Ponseti method for treating clubfoot and vertical talus
Using the Ponseti method plus proper stretching and use of a brace, most children’s feet can be completely corrected. This method includes:
Stretching the foot during an office visit.
Applying a series of long-leg casts.
Performing a non-invasive surgical heel cord tenotomy to lengthen the Achilles tendon; this procedure is also called heel cord release or an Achilles tenotomy.
Dobbs dynamic clubfoot bar
Keeping infants from becoming frustrated and trying to pull out of the brace.
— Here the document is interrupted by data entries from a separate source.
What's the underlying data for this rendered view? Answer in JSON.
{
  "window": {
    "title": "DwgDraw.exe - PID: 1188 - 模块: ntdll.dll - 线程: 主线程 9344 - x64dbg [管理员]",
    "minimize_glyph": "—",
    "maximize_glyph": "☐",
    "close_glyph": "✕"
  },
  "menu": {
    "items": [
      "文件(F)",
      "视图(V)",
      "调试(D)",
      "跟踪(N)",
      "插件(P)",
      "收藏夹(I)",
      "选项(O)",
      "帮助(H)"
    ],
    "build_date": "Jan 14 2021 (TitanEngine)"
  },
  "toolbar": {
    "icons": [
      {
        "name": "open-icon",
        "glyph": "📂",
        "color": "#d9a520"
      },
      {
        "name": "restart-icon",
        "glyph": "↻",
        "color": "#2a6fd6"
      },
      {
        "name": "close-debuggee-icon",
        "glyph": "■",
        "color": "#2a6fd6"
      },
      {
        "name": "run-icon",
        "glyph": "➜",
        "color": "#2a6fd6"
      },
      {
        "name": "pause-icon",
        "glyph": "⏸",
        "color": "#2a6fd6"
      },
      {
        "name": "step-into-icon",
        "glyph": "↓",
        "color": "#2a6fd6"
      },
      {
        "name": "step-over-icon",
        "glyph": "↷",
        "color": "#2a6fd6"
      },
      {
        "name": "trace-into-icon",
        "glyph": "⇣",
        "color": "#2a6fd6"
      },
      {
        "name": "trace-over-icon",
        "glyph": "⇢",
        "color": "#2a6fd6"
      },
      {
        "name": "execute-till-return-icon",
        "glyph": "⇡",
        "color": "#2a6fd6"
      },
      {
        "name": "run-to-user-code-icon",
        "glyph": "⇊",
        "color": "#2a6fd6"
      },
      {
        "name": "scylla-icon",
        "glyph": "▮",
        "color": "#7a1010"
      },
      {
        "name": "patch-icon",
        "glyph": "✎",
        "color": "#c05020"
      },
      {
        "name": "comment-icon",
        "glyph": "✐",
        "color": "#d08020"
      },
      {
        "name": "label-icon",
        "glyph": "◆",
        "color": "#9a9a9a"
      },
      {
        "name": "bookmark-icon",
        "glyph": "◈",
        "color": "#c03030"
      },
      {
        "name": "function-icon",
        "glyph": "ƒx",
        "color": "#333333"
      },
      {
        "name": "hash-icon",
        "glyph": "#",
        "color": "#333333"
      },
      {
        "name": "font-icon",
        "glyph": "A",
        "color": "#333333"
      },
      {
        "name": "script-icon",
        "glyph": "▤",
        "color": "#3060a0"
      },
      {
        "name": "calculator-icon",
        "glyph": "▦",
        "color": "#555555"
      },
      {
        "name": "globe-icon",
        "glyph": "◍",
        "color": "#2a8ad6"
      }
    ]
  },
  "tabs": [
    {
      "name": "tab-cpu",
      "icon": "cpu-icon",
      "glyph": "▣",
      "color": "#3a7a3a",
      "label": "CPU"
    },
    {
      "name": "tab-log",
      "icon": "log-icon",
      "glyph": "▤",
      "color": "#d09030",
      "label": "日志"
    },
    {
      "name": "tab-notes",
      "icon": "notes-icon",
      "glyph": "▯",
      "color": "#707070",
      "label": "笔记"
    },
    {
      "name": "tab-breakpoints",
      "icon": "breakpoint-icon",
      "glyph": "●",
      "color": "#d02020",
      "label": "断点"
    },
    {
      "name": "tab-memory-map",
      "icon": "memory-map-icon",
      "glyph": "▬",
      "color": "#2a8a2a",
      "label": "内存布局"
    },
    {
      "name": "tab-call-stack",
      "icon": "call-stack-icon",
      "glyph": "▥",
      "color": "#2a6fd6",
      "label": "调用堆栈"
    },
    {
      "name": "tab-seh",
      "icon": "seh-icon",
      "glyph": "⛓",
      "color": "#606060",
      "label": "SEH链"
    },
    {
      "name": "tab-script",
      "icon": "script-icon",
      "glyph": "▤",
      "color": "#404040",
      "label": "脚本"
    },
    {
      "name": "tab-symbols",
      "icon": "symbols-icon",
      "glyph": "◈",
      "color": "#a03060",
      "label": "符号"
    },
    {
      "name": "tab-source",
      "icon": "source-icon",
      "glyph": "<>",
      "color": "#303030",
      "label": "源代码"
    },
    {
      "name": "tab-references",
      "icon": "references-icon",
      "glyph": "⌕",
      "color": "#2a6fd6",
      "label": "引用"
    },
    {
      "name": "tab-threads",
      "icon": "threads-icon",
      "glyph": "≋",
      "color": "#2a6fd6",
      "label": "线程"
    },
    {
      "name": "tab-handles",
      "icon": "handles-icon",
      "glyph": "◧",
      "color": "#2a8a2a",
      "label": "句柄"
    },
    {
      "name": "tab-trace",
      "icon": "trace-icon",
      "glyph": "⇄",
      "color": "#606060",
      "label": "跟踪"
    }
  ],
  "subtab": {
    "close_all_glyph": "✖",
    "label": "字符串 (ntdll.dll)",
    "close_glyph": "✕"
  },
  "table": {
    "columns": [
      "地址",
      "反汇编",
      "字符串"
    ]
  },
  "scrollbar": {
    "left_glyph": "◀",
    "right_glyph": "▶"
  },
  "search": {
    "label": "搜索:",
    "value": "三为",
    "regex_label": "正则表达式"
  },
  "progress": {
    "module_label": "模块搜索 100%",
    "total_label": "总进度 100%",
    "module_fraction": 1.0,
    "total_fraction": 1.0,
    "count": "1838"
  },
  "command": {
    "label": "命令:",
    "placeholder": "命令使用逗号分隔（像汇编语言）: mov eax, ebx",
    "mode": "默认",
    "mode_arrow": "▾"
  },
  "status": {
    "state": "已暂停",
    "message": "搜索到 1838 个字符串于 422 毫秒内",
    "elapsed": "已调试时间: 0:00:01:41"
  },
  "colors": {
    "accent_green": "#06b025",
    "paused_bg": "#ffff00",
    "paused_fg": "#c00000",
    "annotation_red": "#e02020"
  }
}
Enabling parents to keep their children in the brace more: Before creating the Dobbs bar, our rate for parents not following the recommended process (or, non-compliance) was around 40 percent. Now, our non-compliance rate is less than 5 percent. Our is the only brace with such a low non-compliance rate.
Minimally invasive surgeries
Many foot disorders can be treated successfully without surgery. However, some foot disorders may require surgery. Whenever possible, we perform these surgeries minimally invasively. Minimally invasive surgeries typically mean less pain and faster recovery for your child.
Convenient imaging services
To make the overall process faster, we have on-site imaging services that provide quick and accurate results.
Getting to the root of foot issues
Some foot disorders, including cavus foot, can be caused by an underlying issue. For instance, when cavus foot is a result of a neurological disorder like muscular dystrophy, it is more likely to get progressively worse. In these cases, our team works closely with pediatric neurologists to discover and treat any underlying disease.
Our team conducts on-going research to provide better care and treatment for foot disorders. This research as led to pioneering treatments, such as the Dobbs dynamic clubfoot bar. Our ultimate goal is to find ways to prevent clubfoot and other foot disorders.